_Data for the task:_
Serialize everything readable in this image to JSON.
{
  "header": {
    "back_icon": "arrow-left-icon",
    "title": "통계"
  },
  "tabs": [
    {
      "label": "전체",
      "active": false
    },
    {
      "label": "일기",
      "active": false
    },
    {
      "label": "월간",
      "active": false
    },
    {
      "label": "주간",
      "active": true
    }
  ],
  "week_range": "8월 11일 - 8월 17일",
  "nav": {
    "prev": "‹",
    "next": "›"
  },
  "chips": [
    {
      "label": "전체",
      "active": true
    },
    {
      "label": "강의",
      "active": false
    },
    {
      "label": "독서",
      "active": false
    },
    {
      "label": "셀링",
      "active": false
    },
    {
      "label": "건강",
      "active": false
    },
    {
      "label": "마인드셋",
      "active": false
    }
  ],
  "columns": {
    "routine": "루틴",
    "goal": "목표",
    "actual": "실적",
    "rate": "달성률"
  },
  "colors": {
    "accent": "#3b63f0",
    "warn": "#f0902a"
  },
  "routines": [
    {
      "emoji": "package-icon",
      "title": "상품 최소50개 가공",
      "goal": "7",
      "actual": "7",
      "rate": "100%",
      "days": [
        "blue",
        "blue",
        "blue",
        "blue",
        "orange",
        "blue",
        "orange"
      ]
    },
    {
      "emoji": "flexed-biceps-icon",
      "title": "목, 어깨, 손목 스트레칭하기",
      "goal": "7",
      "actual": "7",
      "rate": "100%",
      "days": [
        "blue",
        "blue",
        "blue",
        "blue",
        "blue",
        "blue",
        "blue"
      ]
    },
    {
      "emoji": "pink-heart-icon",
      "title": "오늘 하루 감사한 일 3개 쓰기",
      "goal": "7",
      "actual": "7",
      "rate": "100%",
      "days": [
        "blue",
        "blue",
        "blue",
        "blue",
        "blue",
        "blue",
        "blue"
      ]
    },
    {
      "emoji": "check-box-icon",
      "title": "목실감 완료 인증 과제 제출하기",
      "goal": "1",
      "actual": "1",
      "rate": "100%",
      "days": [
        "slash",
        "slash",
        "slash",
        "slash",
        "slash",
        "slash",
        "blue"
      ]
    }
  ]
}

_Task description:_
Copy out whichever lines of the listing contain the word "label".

_Written answer:_
      "label": "전체",
      "label": "일기",
      "label": "월간",
      "label": "주간",
      "label": "전체",
      "label": "강의",
      "label": "독서",
      "label": "셀링",
      "label": "건강",
      "label": "마인드셋",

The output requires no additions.